**Problem:** Filter task. Return each line of the material that holds the string "快速访问".

**Task input:**
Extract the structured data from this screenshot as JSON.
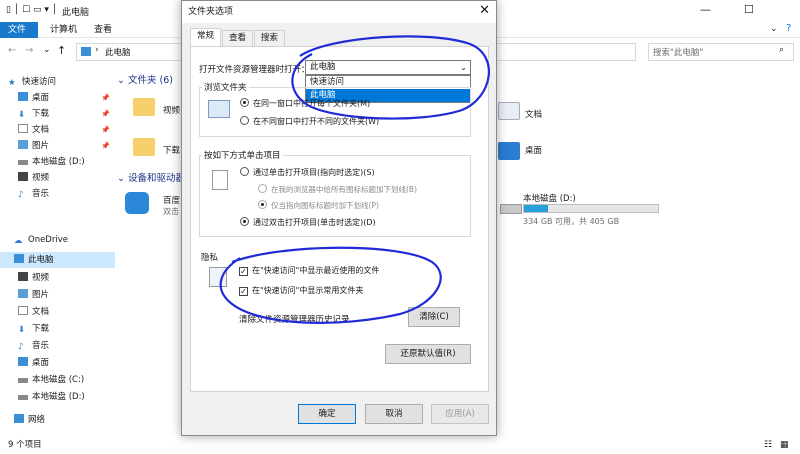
{
  "explorer": {
    "title": "此电脑",
    "ribbon_tabs": [
      "文件",
      "计算机",
      "查看"
    ],
    "address_path": "此电脑",
    "search_placeholder": "搜索\"此电脑\"",
    "section_folders": "文件夹 (6)",
    "section_devices": "设备和驱动器",
    "folders": [
      {
        "name": "视频"
      },
      {
        "name": "下载"
      },
      {
        "name": "文档"
      },
      {
        "name": "桌面"
      }
    ],
    "baidu": {
      "name": "百度",
      "sub": "双击"
    },
    "drive": {
      "name": "本地磁盘 (D:)",
      "detail": "334 GB 可用，共 405 GB",
      "used_fraction": 0.18
    },
    "status": "9 个项目",
    "sidebar": {
      "quick_access": "快速访问",
      "quick_items": [
        "桌面",
        "下载",
        "文档",
        "图片",
        "本地磁盘 (D:)",
        "视频",
        "音乐"
      ],
      "onedrive": "OneDrive",
      "this_pc": "此电脑",
      "pc_items": [
        "视频",
        "图片",
        "文档",
        "下载",
        "音乐",
        "桌面",
        "本地磁盘 (C:)",
        "本地磁盘 (D:)"
      ],
      "network": "网络"
    }
  },
  "dialog": {
    "title": "文件夹选项",
    "tabs": [
      "常规",
      "查看",
      "搜索"
    ],
    "open_label": "打开文件资源管理器时打开：",
    "select_value": "此电脑",
    "dropdown_options": [
      "快速访问",
      "此电脑"
    ],
    "browse_group": "浏览文件夹",
    "browse_options": [
      "在同一窗口中打开每个文件夹(M)",
      "在不同窗口中打开不同的文件夹(W)"
    ],
    "click_group": "按如下方式单击项目",
    "click_options": [
      "通过单击打开项目(指向时选定)(S)",
      "在我的浏览器中给所有图标标题加下划线(B)",
      "仅当指向图标标题时加下划线(P)",
      "通过双击打开项目(单击时选定)(D)"
    ],
    "privacy_group": "隐私",
    "privacy_options": [
      "在\"快速访问\"中显示最近使用的文件",
      "在\"快速访问\"中显示常用文件夹"
    ],
    "clear_label": "清除文件资源管理器历史记录",
    "clear_button": "清除(C)",
    "restore_button": "还原默认值(R)",
    "ok_button": "确定",
    "cancel_button": "取消",
    "apply_button": "应用(A)"
  },
  "colors": {
    "accent": "#0078d7",
    "annotation": "#1f2bd6",
    "ribbon_file": "#1979ca"
  }
}
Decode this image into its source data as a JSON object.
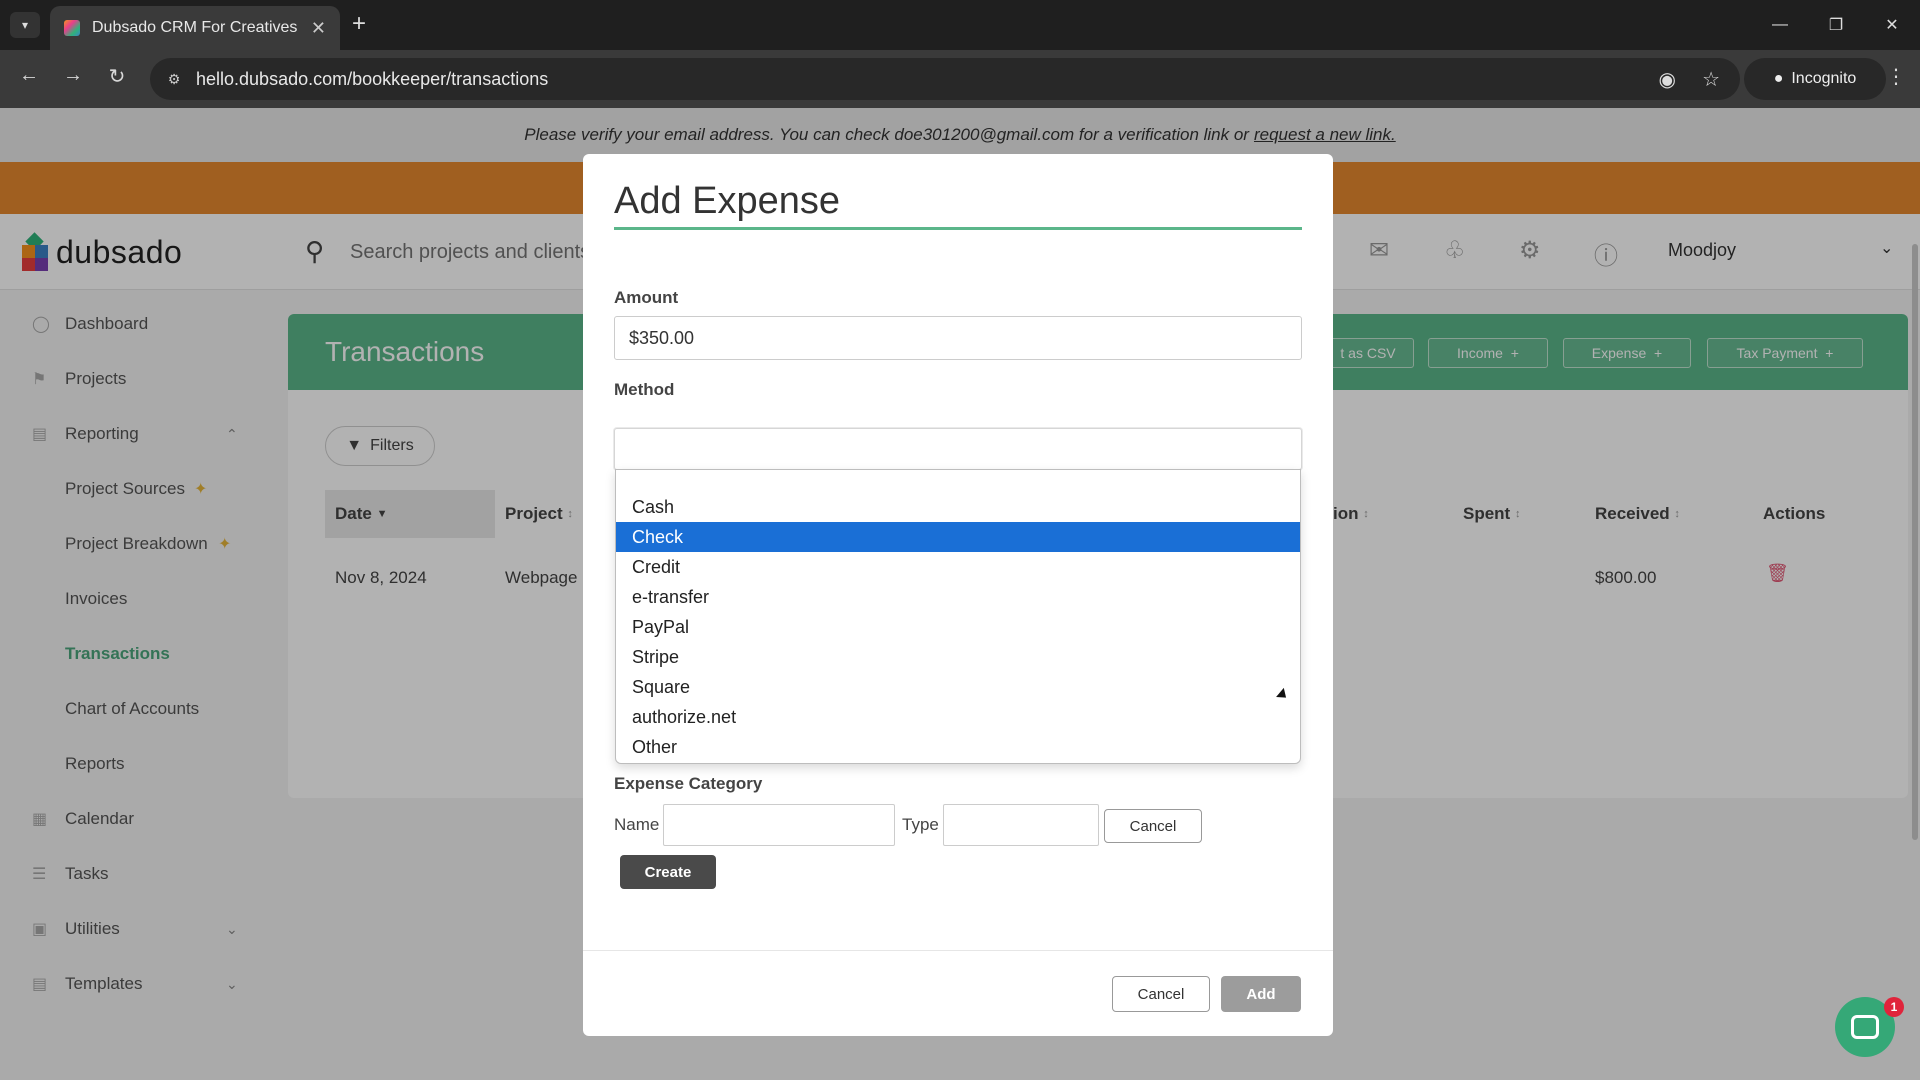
{
  "browser": {
    "tab_title": "Dubsado CRM For Creatives",
    "url": "hello.dubsado.com/bookkeeper/transactions",
    "incognito_label": "Incognito"
  },
  "banner": {
    "text": "Please verify your email address. You can check doe301200@gmail.com for a verification link or",
    "link": "request a new link."
  },
  "app": {
    "logo_text": "dubsado",
    "search_placeholder": "Search projects and clients",
    "user_name": "Moodjoy"
  },
  "sidebar": {
    "items": [
      {
        "label": "Dashboard",
        "icon": "dashboard-icon"
      },
      {
        "label": "Projects",
        "icon": "projects-icon"
      },
      {
        "label": "Reporting",
        "icon": "reporting-icon"
      },
      {
        "label": "Project Sources"
      },
      {
        "label": "Project Breakdown"
      },
      {
        "label": "Invoices"
      },
      {
        "label": "Transactions"
      },
      {
        "label": "Chart of Accounts"
      },
      {
        "label": "Reports"
      },
      {
        "label": "Calendar",
        "icon": "calendar-icon"
      },
      {
        "label": "Tasks",
        "icon": "tasks-icon"
      },
      {
        "label": "Utilities",
        "icon": "utilities-icon"
      },
      {
        "label": "Templates",
        "icon": "templates-icon"
      }
    ]
  },
  "transactions": {
    "title": "Transactions",
    "buttons": {
      "export": "t as CSV",
      "income": "Income",
      "expense": "Expense",
      "tax": "Tax Payment"
    },
    "filters_label": "Filters",
    "columns": {
      "date": "Date",
      "project": "Project",
      "description": "ion",
      "spent": "Spent",
      "received": "Received",
      "actions": "Actions"
    },
    "rows": [
      {
        "date": "Nov 8, 2024",
        "project": "Webpage",
        "received": "$800.00"
      }
    ]
  },
  "modal": {
    "title": "Add Expense",
    "amount_label": "Amount",
    "amount_value": "$350.00",
    "method_label": "Method",
    "method_options": [
      "Cash",
      "Check",
      "Credit",
      "e-transfer",
      "PayPal",
      "Stripe",
      "Square",
      "authorize.net",
      "Other"
    ],
    "method_highlighted": "Check",
    "expense_category_label": "Expense Category",
    "name_label": "Name",
    "type_label": "Type",
    "cancel_small": "Cancel",
    "create": "Create",
    "cancel": "Cancel",
    "add": "Add"
  },
  "chat": {
    "badge": "1"
  },
  "colors": {
    "accent": "#5bb68a",
    "banner_orange": "#e6892f",
    "selected": "#1a6fd6"
  }
}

**Answer box:**
      "quick_access": "快速访问",
      "快速访问",
      "在\"快速访问\"中显示最近使用的文件",
      "在\"快速访问\"中显示常用文件夹"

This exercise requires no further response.